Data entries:
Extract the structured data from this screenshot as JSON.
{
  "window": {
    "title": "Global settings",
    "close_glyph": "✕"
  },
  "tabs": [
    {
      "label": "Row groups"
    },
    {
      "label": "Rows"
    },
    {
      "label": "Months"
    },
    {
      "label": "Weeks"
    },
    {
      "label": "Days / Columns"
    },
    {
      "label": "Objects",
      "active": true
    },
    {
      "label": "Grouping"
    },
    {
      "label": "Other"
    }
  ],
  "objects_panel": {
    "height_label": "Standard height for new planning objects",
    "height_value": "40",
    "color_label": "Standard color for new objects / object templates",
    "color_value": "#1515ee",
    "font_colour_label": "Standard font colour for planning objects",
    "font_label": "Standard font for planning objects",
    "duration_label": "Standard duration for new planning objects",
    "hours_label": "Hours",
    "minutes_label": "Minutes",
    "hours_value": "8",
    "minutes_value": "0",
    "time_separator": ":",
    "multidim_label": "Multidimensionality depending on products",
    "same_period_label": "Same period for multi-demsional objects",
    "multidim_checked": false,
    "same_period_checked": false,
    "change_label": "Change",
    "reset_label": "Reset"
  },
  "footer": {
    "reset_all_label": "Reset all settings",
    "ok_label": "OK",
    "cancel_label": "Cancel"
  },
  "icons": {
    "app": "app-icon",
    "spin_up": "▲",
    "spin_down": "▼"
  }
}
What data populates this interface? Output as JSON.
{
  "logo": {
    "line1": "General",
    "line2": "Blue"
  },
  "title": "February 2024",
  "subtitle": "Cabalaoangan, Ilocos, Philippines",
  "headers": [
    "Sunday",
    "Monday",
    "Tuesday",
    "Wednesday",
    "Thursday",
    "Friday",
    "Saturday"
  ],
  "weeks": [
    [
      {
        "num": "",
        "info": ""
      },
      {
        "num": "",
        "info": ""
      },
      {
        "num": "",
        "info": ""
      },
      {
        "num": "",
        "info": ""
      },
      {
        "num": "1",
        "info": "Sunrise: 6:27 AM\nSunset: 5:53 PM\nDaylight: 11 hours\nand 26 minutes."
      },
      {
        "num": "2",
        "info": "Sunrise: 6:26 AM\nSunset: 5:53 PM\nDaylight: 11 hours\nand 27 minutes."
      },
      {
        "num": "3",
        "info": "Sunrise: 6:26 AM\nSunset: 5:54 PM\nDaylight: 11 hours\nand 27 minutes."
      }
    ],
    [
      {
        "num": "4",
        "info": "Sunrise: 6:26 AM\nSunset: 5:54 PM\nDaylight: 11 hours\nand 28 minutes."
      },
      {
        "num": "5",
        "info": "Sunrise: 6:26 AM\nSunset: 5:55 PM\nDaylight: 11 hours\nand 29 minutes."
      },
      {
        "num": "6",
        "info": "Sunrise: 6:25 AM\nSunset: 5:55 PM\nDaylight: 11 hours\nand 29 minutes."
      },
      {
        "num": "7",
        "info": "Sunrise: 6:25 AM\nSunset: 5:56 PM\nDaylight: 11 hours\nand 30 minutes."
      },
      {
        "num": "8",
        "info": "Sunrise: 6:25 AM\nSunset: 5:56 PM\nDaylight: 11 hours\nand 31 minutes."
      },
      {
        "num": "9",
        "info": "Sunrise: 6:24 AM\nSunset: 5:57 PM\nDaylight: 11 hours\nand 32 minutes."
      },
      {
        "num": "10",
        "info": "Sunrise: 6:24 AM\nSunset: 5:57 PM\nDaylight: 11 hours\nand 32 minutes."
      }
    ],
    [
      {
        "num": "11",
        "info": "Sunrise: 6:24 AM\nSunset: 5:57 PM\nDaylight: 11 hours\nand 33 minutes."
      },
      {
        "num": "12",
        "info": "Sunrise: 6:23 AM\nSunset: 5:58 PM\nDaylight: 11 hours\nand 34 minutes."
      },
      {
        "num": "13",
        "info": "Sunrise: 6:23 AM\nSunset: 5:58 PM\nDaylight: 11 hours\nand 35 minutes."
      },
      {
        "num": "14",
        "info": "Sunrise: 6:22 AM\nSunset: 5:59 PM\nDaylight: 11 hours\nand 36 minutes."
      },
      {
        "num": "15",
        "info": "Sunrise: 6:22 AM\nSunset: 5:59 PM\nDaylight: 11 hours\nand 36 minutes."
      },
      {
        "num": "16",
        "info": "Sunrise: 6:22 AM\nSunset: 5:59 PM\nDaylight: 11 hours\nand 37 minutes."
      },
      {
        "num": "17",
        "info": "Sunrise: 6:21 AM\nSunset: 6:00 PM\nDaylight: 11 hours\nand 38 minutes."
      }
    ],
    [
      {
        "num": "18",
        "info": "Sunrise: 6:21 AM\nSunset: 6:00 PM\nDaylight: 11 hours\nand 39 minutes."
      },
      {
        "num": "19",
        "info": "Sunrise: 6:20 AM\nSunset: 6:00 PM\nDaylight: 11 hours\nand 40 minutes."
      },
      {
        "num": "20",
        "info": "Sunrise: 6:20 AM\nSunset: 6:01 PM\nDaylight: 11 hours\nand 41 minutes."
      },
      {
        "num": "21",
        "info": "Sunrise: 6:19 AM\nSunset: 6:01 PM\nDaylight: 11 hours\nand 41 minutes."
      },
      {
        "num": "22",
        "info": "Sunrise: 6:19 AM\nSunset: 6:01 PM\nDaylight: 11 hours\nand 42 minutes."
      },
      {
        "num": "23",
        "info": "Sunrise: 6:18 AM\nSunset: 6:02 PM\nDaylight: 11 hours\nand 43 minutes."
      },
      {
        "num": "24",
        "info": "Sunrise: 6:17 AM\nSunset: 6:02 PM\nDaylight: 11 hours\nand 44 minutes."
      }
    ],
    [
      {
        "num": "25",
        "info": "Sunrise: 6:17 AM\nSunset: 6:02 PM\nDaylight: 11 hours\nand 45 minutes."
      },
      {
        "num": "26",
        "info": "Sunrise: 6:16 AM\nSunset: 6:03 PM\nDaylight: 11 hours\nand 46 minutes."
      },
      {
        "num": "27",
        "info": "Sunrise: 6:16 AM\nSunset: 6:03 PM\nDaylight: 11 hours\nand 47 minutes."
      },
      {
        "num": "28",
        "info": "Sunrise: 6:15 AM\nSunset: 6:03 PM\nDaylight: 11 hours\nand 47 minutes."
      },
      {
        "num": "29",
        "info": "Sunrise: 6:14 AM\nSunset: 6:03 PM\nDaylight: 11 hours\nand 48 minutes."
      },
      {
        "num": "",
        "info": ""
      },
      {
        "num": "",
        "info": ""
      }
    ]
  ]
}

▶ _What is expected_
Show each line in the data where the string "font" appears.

▶ _Task response_
    "font_colour_label": "Standard font colour for planning objects",
    "font_label": "Standard font for planning objects",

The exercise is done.